→ TASK GOAL
Write the records out again, unchanged.
———
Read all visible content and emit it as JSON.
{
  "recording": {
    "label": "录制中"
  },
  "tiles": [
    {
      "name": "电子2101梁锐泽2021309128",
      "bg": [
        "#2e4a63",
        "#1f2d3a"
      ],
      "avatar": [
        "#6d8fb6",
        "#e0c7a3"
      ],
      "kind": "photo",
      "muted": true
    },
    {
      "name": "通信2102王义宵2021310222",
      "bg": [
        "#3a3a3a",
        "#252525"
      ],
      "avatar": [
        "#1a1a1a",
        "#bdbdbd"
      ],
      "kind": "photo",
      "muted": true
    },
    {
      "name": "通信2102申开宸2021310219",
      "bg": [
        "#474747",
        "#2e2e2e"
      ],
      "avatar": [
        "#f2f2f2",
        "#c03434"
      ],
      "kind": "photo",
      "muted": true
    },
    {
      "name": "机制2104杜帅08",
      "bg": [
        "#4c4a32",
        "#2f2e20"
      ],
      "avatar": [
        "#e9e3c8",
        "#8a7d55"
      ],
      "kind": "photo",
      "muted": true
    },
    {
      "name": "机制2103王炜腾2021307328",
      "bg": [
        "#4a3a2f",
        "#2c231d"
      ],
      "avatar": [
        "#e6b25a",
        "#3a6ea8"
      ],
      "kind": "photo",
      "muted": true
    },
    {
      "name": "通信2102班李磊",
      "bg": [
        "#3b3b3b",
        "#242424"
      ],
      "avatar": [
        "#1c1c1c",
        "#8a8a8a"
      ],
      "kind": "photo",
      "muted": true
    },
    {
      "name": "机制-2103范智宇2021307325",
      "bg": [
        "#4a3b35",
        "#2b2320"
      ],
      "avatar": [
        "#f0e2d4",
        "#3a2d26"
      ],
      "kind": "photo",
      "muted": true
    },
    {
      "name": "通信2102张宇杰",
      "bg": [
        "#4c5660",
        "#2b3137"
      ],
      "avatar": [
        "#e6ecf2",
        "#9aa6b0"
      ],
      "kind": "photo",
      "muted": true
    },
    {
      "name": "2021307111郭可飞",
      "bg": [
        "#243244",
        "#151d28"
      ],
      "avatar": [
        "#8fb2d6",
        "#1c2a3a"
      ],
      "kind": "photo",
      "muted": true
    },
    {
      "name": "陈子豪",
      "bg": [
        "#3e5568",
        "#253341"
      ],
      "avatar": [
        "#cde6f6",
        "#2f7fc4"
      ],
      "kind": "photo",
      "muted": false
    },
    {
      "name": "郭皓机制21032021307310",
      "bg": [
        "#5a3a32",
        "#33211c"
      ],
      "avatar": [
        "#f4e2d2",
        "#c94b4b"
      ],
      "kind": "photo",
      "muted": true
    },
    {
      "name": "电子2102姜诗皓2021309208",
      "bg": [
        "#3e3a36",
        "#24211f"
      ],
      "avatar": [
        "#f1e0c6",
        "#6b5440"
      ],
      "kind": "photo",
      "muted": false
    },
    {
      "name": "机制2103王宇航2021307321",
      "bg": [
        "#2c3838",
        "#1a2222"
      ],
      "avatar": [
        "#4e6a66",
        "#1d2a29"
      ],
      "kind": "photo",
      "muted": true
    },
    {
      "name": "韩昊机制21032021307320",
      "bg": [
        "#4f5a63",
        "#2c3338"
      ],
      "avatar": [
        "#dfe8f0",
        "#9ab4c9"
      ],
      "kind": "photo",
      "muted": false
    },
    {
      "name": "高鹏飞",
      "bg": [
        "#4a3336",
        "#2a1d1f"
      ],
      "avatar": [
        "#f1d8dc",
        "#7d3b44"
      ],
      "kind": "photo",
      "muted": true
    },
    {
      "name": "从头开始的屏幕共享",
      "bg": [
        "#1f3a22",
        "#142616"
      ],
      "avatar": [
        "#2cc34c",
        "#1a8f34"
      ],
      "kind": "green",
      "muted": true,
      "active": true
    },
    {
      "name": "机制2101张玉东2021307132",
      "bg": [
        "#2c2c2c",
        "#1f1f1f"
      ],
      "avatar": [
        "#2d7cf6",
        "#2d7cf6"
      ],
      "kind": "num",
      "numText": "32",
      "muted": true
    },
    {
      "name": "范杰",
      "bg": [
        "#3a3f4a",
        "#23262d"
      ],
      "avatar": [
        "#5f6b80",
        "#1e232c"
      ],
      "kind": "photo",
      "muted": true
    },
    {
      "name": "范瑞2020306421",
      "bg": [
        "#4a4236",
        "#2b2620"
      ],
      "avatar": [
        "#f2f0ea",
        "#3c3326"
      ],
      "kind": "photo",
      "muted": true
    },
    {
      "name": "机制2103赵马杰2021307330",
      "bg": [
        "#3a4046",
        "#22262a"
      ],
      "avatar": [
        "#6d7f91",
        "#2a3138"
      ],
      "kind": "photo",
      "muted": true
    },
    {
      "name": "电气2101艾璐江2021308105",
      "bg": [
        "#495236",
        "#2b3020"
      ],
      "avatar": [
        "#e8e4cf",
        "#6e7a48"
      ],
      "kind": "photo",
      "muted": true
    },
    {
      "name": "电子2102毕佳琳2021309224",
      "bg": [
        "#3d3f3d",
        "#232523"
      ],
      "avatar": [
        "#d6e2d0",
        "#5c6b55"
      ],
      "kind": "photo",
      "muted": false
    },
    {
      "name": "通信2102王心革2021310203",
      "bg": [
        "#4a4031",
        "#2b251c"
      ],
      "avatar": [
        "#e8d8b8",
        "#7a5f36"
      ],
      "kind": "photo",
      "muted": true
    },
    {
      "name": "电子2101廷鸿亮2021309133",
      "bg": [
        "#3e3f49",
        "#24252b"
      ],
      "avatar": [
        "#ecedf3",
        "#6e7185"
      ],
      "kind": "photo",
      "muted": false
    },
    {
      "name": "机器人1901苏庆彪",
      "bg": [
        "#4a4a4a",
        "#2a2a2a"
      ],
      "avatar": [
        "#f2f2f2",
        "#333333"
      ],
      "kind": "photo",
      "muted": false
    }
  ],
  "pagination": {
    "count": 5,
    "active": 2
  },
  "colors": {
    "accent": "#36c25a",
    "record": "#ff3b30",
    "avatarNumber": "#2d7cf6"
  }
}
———
→ ANSWER BOX
Read all visible content and emit it as JSON.
{
  "recording": {
    "label": "录制中"
  },
  "tiles": [
    {
      "name": "电子2101梁锐泽2021309128",
      "bg": [
        "#2e4a63",
        "#1f2d3a"
      ],
      "avatar": [
        "#6d8fb6",
        "#e0c7a3"
      ],
      "kind": "photo",
      "muted": true
    },
    {
      "name": "通信2102王义宵2021310222",
      "bg": [
        "#3a3a3a",
        "#252525"
      ],
      "avatar": [
        "#1a1a1a",
        "#bdbdbd"
      ],
      "kind": "photo",
      "muted": true
    },
    {
      "name": "通信2102申开宸2021310219",
      "bg": [
        "#474747",
        "#2e2e2e"
      ],
      "avatar": [
        "#f2f2f2",
        "#c03434"
      ],
      "kind": "photo",
      "muted": true
    },
    {
      "name": "机制2104杜帅08",
      "bg": [
        "#4c4a32",
        "#2f2e20"
      ],
      "avatar": [
        "#e9e3c8",
        "#8a7d55"
      ],
      "kind": "photo",
      "muted": true
    },
    {
      "name": "机制2103王炜腾2021307328",
      "bg": [
        "#4a3a2f",
        "#2c231d"
      ],
      "avatar": [
        "#e6b25a",
        "#3a6ea8"
      ],
      "kind": "photo",
      "muted": true
    },
    {
      "name": "通信2102班李磊",
      "bg": [
        "#3b3b3b",
        "#242424"
      ],
      "avatar": [
        "#1c1c1c",
        "#8a8a8a"
      ],
      "kind": "photo",
      "muted": true
    },
    {
      "name": "机制-2103范智宇2021307325",
      "bg": [
        "#4a3b35",
        "#2b2320"
      ],
      "avatar": [
        "#f0e2d4",
        "#3a2d26"
      ],
      "kind": "photo",
      "muted": true
    },
    {
      "name": "通信2102张宇杰",
      "bg": [
        "#4c5660",
        "#2b3137"
      ],
      "avatar": [
        "#e6ecf2",
        "#9aa6b0"
      ],
      "kind": "photo",
      "muted": true
    },
    {
      "name": "2021307111郭可飞",
      "bg": [
        "#243244",
        "#151d28"
      ],
      "avatar": [
        "#8fb2d6",
        "#1c2a3a"
      ],
      "kind": "photo",
      "muted": true
    },
    {
      "name": "陈子豪",
      "bg": [
        "#3e5568",
        "#253341"
      ],
      "avatar": [
        "#cde6f6",
        "#2f7fc4"
      ],
      "kind": "photo",
      "muted": false
    },
    {
      "name": "郭皓机制21032021307310",
      "bg": [
        "#5a3a32",
        "#33211c"
      ],
      "avatar": [
        "#f4e2d2",
        "#c94b4b"
      ],
      "kind": "photo",
      "muted": true
    },
    {
      "name": "电子2102姜诗皓2021309208",
      "bg": [
        "#3e3a36",
        "#24211f"
      ],
      "avatar": [
        "#f1e0c6",
        "#6b5440"
      ],
      "kind": "photo",
      "muted": false
    },
    {
      "name": "机制2103王宇航2021307321",
      "bg": [
        "#2c3838",
        "#1a2222"
      ],
      "avatar": [
        "#4e6a66",
        "#1d2a29"
      ],
      "kind": "photo",
      "muted": true
    },
    {
      "name": "韩昊机制21032021307320",
      "bg": [
        "#4f5a63",
        "#2c3338"
      ],
      "avatar": [
        "#dfe8f0",
        "#9ab4c9"
      ],
      "kind": "photo",
      "muted": false
    },
    {
      "name": "高鹏飞",
      "bg": [
        "#4a3336",
        "#2a1d1f"
      ],
      "avatar": [
        "#f1d8dc",
        "#7d3b44"
      ],
      "kind": "photo",
      "muted": true
    },
    {
      "name": "从头开始的屏幕共享",
      "bg": [
        "#1f3a22",
        "#142616"
      ],
      "avatar": [
        "#2cc34c",
        "#1a8f34"
      ],
      "kind": "green",
      "muted": true,
      "active": true
    },
    {
      "name": "机制2101张玉东2021307132",
      "bg": [
        "#2c2c2c",
        "#1f1f1f"
      ],
      "avatar": [
        "#2d7cf6",
        "#2d7cf6"
      ],
      "kind": "num",
      "numText": "32",
      "muted": true
    },
    {
      "name": "范杰",
      "bg": [
        "#3a3f4a",
        "#23262d"
      ],
      "avatar": [
        "#5f6b80",
        "#1e232c"
      ],
      "kind": "photo",
      "muted": true
    },
    {
      "name": "范瑞2020306421",
      "bg": [
        "#4a4236",
        "#2b2620"
      ],
      "avatar": [
        "#f2f0ea",
        "#3c3326"
      ],
      "kind": "photo",
      "muted": true
    },
    {
      "name": "机制2103赵马杰2021307330",
      "bg": [
        "#3a4046",
        "#22262a"
      ],
      "avatar": [
        "#6d7f91",
        "#2a3138"
      ],
      "kind": "photo",
      "muted": true
    },
    {
      "name": "电气2101艾璐江2021308105",
      "bg": [
        "#495236",
        "#2b3020"
      ],
      "avatar": [
        "#e8e4cf",
        "#6e7a48"
      ],
      "kind": "photo",
      "muted": true
    },
    {
      "name": "电子2102毕佳琳2021309224",
      "bg": [
        "#3d3f3d",
        "#232523"
      ],
      "avatar": [
        "#d6e2d0",
        "#5c6b55"
      ],
      "kind": "photo",
      "muted": false
    },
    {
      "name": "通信2102王心革2021310203",
      "bg": [
        "#4a4031",
        "#2b251c"
      ],
      "avatar": [
        "#e8d8b8",
        "#7a5f36"
      ],
      "kind": "photo",
      "muted": true
    },
    {
      "name": "电子2101廷鸿亮2021309133",
      "bg": [
        "#3e3f49",
        "#24252b"
      ],
      "avatar": [
        "#ecedf3",
        "#6e7185"
      ],
      "kind": "photo",
      "muted": false
    },
    {
      "name": "机器人1901苏庆彪",
      "bg": [
        "#4a4a4a",
        "#2a2a2a"
      ],
      "avatar": [
        "#f2f2f2",
        "#333333"
      ],
      "kind": "photo",
      "muted": false
    }
  ],
  "pagination": {
    "count": 5,
    "active": 2
  },
  "colors": {
    "accent": "#36c25a",
    "record": "#ff3b30",
    "avatarNumber": "#2d7cf6"
  }
}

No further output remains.